Episode two of the series premiered this past Sunday, meeting some resistance from long time fans. Spoilers ahead!
Episode 2 is titled “Infected” and debuted the terrifying clickers, monsters that will make TV fans think of “Stranger Things” and “The Walking Dead.” As our heroes – Joel (Pedro Pascal), Ellie (Bella Ramsey), and Tess (Anna Torv) – escape the safety of their quarantine zone, they enter Boston, which has been overcome by nature after 23 years of no human interaction and multiple bombings that tried to control the virus’ outbreak. As the three tentatively get to know one another, they travel through the city and take in their dilapidated surroundings, encountering more and more challenges, including a swarm of infected, which results in Tess getting bitten in the neck and having minutes to live. In her final moments, she convinces Joel to keep traveling with Ellie and to deliver her to the Fireflies, a resistance group that hopes to make a cure and restore the world to normalcy. Her sacrifice is the final push Joel needs in order to cement his alliance with Ellie, providing the backbone for the entire series’ journey.

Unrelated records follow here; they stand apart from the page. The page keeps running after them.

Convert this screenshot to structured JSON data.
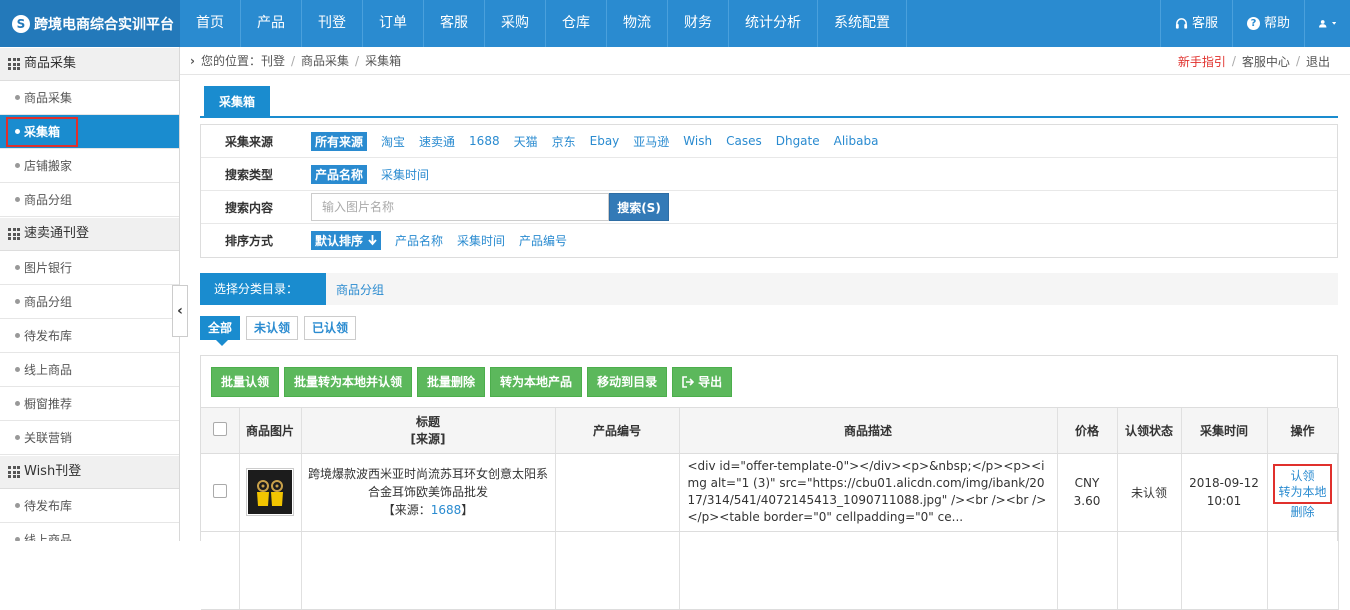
{
  "app": {
    "title": "跨境电商综合实训平台",
    "logo_letter": "S"
  },
  "nav": [
    "首页",
    "产品",
    "刊登",
    "订单",
    "客服",
    "采购",
    "仓库",
    "物流",
    "财务",
    "统计分析",
    "系统配置"
  ],
  "top_right": {
    "service": "客服",
    "help": "帮助",
    "user_icon": "user-icon"
  },
  "sidebar": {
    "groups": [
      {
        "label": "商品采集",
        "items": [
          "商品采集",
          "采集箱",
          "店铺搬家",
          "商品分组"
        ]
      },
      {
        "label": "速卖通刊登",
        "items": [
          "图片银行",
          "商品分组",
          "待发布库",
          "线上商品",
          "橱窗推荐",
          "关联营销"
        ]
      },
      {
        "label": "Wish刊登",
        "items": [
          "待发布库",
          "线上商品"
        ]
      }
    ],
    "active_item": "采集箱"
  },
  "breadcrumb": {
    "prefix": "您的位置：",
    "items": [
      "刊登",
      "商品采集",
      "采集箱"
    ],
    "links": [
      "新手指引",
      "客服中心",
      "退出"
    ]
  },
  "tab": "采集箱",
  "filters": {
    "source": {
      "label": "采集来源",
      "options": [
        "所有来源",
        "淘宝",
        "速卖通",
        "1688",
        "天猫",
        "京东",
        "Ebay",
        "亚马逊",
        "Wish",
        "Cases",
        "Dhgate",
        "Alibaba"
      ],
      "selected": "所有来源"
    },
    "search_type": {
      "label": "搜索类型",
      "options": [
        "产品名称",
        "采集时间"
      ],
      "selected": "产品名称"
    },
    "search_content": {
      "label": "搜索内容",
      "placeholder": "输入图片名称",
      "button": "搜索(S)"
    },
    "sort": {
      "label": "排序方式",
      "options": [
        "默认排序",
        "产品名称",
        "采集时间",
        "产品编号"
      ],
      "selected": "默认排序"
    }
  },
  "category": {
    "label": "选择分类目录：",
    "link": "商品分组"
  },
  "status_tabs": [
    "全部",
    "未认领",
    "已认领"
  ],
  "toolbar": [
    "批量认领",
    "批量转为本地并认领",
    "批量删除",
    "转为本地产品",
    "移动到目录",
    "导出"
  ],
  "columns": [
    "商品图片",
    "标题",
    "[来源]",
    "产品编号",
    "商品描述",
    "价格",
    "认领状态",
    "采集时间",
    "操作"
  ],
  "rows": [
    {
      "title": "跨境爆款波西米亚时尚流苏耳环女创意太阳系合金耳饰欧美饰品批发",
      "source_prefix": "【来源：",
      "source": "1688",
      "source_suffix": "】",
      "product_no": "",
      "description": "<div id=\"offer-template-0\"></div><p>&nbsp;</p><p><img alt=\"1 (3)\" src=\"https://cbu01.alicdn.com/img/ibank/2017/314/541/4072145413_1090711088.jpg\" /><br /><br /></p><table border=\"0\" cellpadding=\"0\" ce...",
      "currency": "CNY",
      "price": "3.60",
      "status": "未认领",
      "date": "2018-09-12",
      "time": "10:01",
      "actions": [
        "认领",
        "转为本地",
        "删除"
      ]
    }
  ]
}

This is all present in the video game. The unexpected twist occurred later, when the series added in a sequence where an infected spots Tess. As she tries to light a cache of gasoline and explode the whole place, buying Joel and Ellie some time, the infected recognizes her and creeps closer. As she stands frozen, he kisses her, with fungi tendrils creeping out of his mouth and into hers, just before she manages to flick on her lighter and blow up their location.

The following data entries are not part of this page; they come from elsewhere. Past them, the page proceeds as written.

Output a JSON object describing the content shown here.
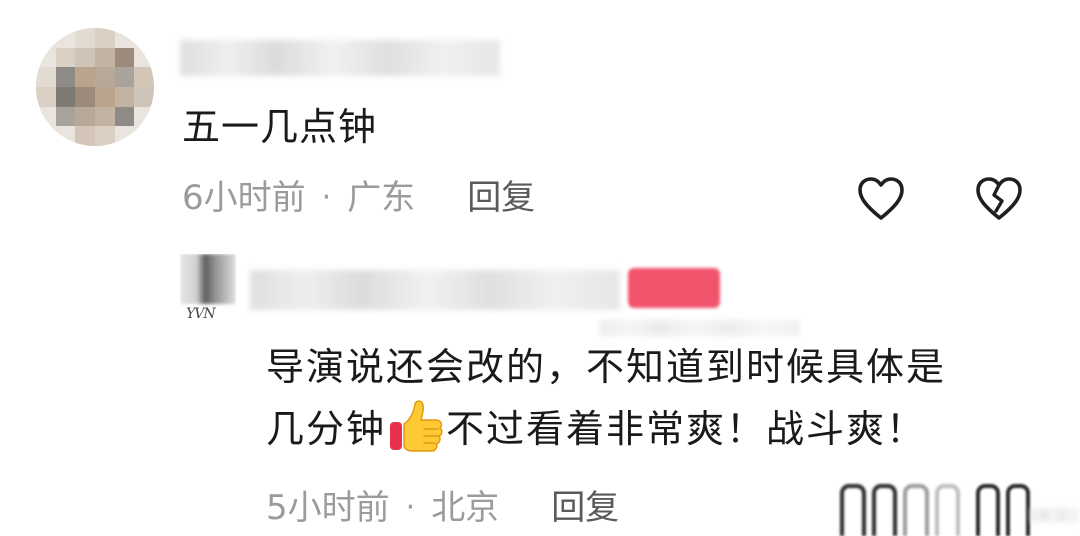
{
  "comment": {
    "text": "五一几点钟",
    "time": "6小时前",
    "separator": "·",
    "location": "广东",
    "reply_label": "回复"
  },
  "reply": {
    "line1": "导演说还会改的，不知道到时候具体是",
    "line2_before": "几分钟",
    "line2_after": "不过看着非常爽！战斗爽！",
    "time": "5小时前",
    "separator": "·",
    "location": "北京",
    "reply_label": "回复",
    "avatar_watermark": "YVN"
  },
  "icons": {
    "like": "heart-outline-icon",
    "dislike": "broken-heart-icon",
    "thumbs_up": "thumbs-up-emoji"
  },
  "colors": {
    "text": "#1a1a1a",
    "meta": "#9b9b9b",
    "badge": "#f0536b"
  }
}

Some fans were outraged, citing the moment as “gross” and like it sexualized Tess’ demise. They also contrast how video game Tess died, which was a moment that developed largely offscreen, with our last sight of her bravely squaring up to meet enemies. Austen Goslin, in Polygon, wrote that the infected kiss felt “leering for a show that often isn’t and doesn’t need to be.”
The show’s creators, Neil Druckman and Craig Mazin, also talked about the kiss scene, explaining that they landed on it because it felt very different than anything we’ve seen on zombie stories, and like it reinforced their view of the infected. “We were already talking about tendrils coming out and we were asking these philosophical questions, ‘Why are infected people violent? If the point is to spread the fungus, why do they need to be violent?’” said Mazin to Variety. “We landed on that they don’t. They’re violent because we resist, but what if you don’t?”

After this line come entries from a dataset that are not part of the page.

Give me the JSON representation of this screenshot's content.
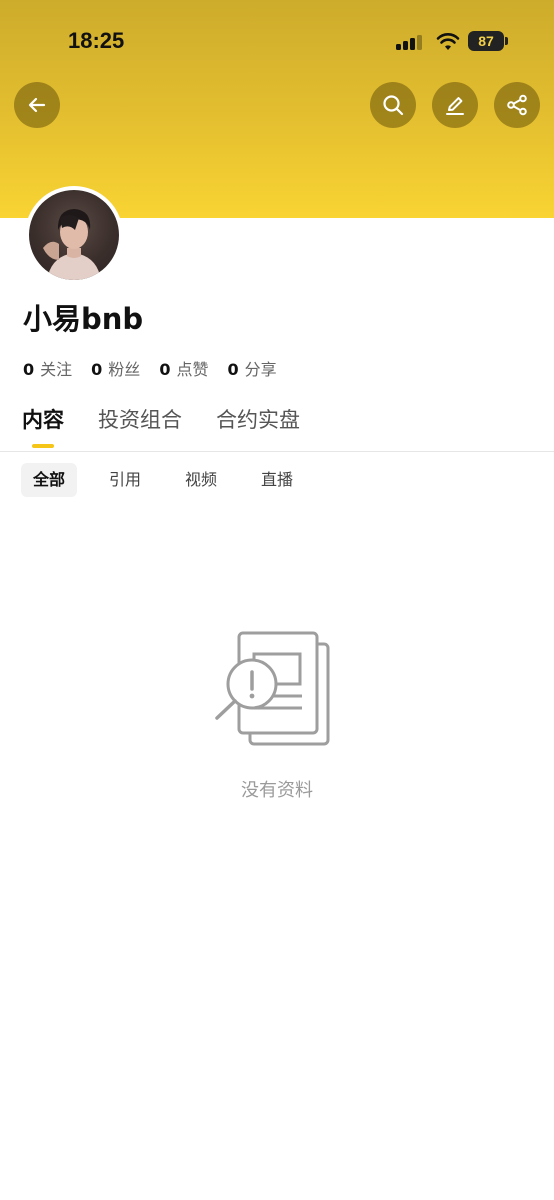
{
  "status_bar": {
    "time": "18:25",
    "battery": "87"
  },
  "header": {
    "back_icon": "arrow-left-icon",
    "actions": [
      "search-icon",
      "edit-icon",
      "share-icon"
    ],
    "gradient_colors": [
      "#cdac2c",
      "#f9d433"
    ]
  },
  "profile": {
    "name": "小易bnb",
    "stats": [
      {
        "value": "0",
        "label": "关注"
      },
      {
        "value": "0",
        "label": "粉丝"
      },
      {
        "value": "0",
        "label": "点赞"
      },
      {
        "value": "0",
        "label": "分享"
      }
    ]
  },
  "tabs": [
    {
      "label": "内容",
      "active": true
    },
    {
      "label": "投资组合",
      "active": false
    },
    {
      "label": "合约实盘",
      "active": false
    }
  ],
  "filters": [
    {
      "label": "全部",
      "active": true
    },
    {
      "label": "引用",
      "active": false
    },
    {
      "label": "视频",
      "active": false
    },
    {
      "label": "直播",
      "active": false
    }
  ],
  "empty_state": {
    "icon": "no-data-icon",
    "message": "没有资料"
  },
  "colors": {
    "accent": "#f5c518"
  }
}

“The Last of Us” airs new episodes every Sunday, on HBO Max.